The lines you return should be those containing the string "highlighted", taken from the data below.
↓
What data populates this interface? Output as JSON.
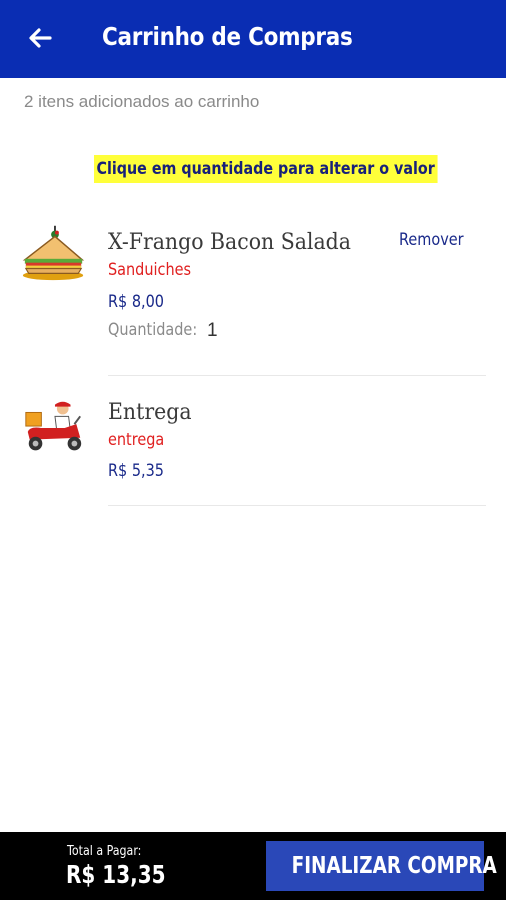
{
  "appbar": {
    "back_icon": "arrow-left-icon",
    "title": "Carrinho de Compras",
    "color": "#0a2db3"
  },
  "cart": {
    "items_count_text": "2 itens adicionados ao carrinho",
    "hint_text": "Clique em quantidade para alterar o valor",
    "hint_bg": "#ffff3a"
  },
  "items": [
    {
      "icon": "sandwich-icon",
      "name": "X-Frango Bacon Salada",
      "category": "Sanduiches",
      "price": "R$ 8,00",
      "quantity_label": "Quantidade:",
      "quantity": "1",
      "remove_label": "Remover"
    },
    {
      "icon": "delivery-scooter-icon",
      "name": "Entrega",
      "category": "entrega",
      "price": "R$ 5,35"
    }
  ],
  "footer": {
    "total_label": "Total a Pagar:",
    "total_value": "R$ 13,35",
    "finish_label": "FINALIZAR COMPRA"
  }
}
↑
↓
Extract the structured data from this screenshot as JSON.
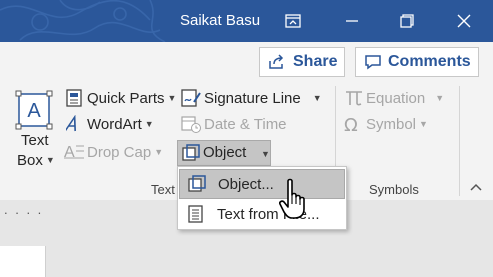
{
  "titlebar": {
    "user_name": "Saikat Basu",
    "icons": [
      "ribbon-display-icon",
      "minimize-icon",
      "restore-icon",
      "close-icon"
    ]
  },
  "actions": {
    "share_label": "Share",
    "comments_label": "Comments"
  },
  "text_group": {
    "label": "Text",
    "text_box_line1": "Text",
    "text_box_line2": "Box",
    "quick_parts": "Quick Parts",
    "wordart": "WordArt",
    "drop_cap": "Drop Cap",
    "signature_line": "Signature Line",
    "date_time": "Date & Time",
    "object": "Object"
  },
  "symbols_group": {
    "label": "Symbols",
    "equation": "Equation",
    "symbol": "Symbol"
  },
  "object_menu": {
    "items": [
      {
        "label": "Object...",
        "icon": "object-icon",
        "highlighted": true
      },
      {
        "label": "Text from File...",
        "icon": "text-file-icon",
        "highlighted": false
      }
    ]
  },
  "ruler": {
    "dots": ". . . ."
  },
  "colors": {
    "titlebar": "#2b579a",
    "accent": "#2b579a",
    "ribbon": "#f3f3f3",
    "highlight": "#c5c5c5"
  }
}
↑
ANSWER AREA.
        "highlighted": true
        "highlighted": false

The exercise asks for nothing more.